In their opposition to drug importation legislation, the myriad “non-profit” groups funded by drug companies often cynically invoke the evils of counterfeit drugs. We’ve seen this as recently as this week, when an importation bill triumphantly passed in Florida (Prescription Drug Importation Programs HB19). One such group, the Partnership for Safe Medicines, was called out by PolitiFact for essentially lying that the new state law would “allow” imports from China “without FDA inspection,” tacking on that “too many have already died from counterfeit drugs.”
The Florida drug importation bill builds in so many
regulatory checks that it may in fact make importation from Canada into Florida
safer than our “regular” drug supply chain, but that’s for another post. As it
happens, no one has ever been reported killed by a non-controlled prescription
drug imported from a pharmacy that required a valid prescription.
PolitiFact is right to call out PSM, but I’m sad to report
that, yes, there is a very real counterfeit drug problem in the United States.
But, unlike the fake counterfeit drug facts propagated by groups like PSM to
scare people away from buying lower-cost medicines online, it comes in the form
of illegal fentanyl ingredients used
to make counterfeit prescription narcotics.
(more…)Tagged with: Counterfeit Drugs, opioids, pill presses
This week Purdue Pharma settled with the state of Oklahoma for $270 million to avoid a trial charging the company with what I call opioid drug dealing. Purdue Pharma and members of the Sackler family–founders and managers of the company–are enmeshed in 1,600 cases throughout the U.S. They are accused of illegal marketing activities that led to over-prescribing and rampant distribution of Oxycontin, which paved the way for millions to the addiction of opioids, with hundreds of thousands dying over the last decade.
It was not just Purdue but many drug companies—and the entire
drug supply chain—that fueled the opioid death spiral. As drug companies and
their allies in the drug supply chain continue to use the opioid crisis as a
means to oppose prescription drug importation to lower drug prices in the U.S.,
we can only look on with amazement at their audacity.
(more…)Tagged with: opioids, Purdue, Sacklers
People buying medications to fill prescriptions in Canada or other countries because prices are too high domestically don’t get prosecuted for it. But people who import drugs illegally and resell them—especially controlled drugs, like prescription opioids, benzodiazepines, and amphetamines— get busted and go to jail for a pretty long time. Even seemingly small-time drug dealers.

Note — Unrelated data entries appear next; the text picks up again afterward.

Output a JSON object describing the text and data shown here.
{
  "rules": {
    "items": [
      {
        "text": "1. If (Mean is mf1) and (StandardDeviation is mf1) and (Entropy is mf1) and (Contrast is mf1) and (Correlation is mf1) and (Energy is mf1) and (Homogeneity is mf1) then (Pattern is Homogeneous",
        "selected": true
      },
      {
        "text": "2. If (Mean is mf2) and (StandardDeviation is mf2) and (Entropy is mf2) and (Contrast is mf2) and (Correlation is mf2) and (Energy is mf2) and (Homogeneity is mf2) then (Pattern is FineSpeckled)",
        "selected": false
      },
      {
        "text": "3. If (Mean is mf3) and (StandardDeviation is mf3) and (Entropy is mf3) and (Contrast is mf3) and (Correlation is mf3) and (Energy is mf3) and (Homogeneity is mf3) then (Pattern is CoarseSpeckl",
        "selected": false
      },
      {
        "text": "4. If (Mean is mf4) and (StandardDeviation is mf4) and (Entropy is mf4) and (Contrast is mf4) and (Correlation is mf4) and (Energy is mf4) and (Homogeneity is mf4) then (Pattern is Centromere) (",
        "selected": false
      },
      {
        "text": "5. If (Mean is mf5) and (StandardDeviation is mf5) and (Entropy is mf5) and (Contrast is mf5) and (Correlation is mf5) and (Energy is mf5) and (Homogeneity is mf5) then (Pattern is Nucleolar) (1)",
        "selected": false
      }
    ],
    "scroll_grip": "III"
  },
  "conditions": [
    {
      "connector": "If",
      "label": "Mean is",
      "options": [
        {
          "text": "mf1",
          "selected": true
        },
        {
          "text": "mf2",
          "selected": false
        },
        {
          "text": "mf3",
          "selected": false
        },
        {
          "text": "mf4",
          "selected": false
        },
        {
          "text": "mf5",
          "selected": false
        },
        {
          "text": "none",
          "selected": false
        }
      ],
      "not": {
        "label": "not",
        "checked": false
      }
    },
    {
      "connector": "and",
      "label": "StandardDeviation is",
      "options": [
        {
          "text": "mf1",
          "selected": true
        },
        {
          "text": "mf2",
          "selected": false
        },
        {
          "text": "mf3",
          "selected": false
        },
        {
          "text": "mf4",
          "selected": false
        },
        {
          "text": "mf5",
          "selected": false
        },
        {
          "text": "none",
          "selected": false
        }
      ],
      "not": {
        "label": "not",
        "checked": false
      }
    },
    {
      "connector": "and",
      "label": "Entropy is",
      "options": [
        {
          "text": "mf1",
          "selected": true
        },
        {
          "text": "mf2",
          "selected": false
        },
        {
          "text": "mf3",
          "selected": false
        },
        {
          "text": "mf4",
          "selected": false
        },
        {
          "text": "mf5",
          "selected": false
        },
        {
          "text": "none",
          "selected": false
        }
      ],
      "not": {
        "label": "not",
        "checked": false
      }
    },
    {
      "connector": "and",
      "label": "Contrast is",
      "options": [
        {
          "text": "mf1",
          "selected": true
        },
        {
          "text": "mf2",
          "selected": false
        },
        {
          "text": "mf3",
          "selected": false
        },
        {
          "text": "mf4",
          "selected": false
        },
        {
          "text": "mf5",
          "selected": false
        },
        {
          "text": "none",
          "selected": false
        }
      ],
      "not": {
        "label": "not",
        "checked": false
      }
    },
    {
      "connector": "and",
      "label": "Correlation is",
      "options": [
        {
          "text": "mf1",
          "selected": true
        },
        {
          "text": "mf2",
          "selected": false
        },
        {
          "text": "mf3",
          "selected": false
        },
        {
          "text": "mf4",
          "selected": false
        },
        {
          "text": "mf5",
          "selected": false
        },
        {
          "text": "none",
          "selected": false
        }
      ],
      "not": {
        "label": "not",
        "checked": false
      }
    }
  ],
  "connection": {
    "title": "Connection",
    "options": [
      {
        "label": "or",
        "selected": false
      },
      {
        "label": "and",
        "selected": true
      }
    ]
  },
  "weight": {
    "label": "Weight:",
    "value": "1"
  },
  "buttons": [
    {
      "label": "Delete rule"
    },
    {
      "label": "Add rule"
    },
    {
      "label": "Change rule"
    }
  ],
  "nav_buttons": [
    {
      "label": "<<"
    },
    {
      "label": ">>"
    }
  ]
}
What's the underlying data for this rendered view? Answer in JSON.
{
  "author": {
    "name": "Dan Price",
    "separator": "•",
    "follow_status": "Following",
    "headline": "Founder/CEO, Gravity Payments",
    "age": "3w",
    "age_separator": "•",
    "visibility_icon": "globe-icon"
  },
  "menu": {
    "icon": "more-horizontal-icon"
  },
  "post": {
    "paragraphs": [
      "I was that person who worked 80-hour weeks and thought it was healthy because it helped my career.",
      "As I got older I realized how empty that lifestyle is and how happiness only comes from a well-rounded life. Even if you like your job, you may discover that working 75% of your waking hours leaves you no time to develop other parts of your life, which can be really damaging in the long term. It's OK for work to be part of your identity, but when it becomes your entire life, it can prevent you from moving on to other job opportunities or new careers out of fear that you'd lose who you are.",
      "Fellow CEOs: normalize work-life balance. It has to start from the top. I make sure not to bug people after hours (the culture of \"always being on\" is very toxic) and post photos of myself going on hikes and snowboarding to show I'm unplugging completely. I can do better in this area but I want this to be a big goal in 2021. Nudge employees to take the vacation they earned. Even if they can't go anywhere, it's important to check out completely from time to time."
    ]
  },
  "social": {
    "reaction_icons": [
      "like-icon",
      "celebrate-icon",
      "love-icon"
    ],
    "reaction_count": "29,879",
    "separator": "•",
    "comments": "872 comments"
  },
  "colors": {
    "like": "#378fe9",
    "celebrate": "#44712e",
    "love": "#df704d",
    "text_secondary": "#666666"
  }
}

As reported in Madawaska, Maine’s local news WABI5, Tristan Nelson was sentenced to a year and a half behind bars for illegally importing 950 pills of Ritalin (an amphetamine) and 450 pills of Xanax (a benzodiazepine) from the Philippines with intent to sell.
Of note is that neither of the medications was a prescription opioid, which is the highest enforcement priority of the U.S. FDA. Addiction to non-opioid controlled drugs, however, is also a public health problem, and clearly law enforcement takes illegal imports of them seriously.
The short story reported in WABI5 simply noted: “Nelson admitted to investigators he ordered the pills and planned to sell them.” It did not say how he ordered them, such as from a rogue online pharmacy, but perhaps I’ll find his court documents later this month to find out more.
Rogue online pharmacies selling controlled drugs for import, and domestic drug dealing, menace the Internet. But according to government data, they are not a major factor in the nation’s crisis with drug addiction and overdose.
FDA enforcement actions leading to prosecution, fines and/or jail for illegal drug importation focus on illegal wholesale importation of all prescription drugs, whether controlled or non-controlled prescription drugs. While it prioritizes counterfeit drugs, the illegal imports can be lawfully-manufactured, safe and effective. Recently, its focus is on stopping imports of fentanyl, mostly its ingredients. Part of that battle is stopping Internet activity that leads to the illegal fentanyl trade. Such ingredients, ordered online and then imported, are used to make fake opioid prescription drugs, which have exacerbated our nation’s crisis with drug addiction and overdose.
Tagged with: controlled drugs, Enforcement, fentanyl, opioids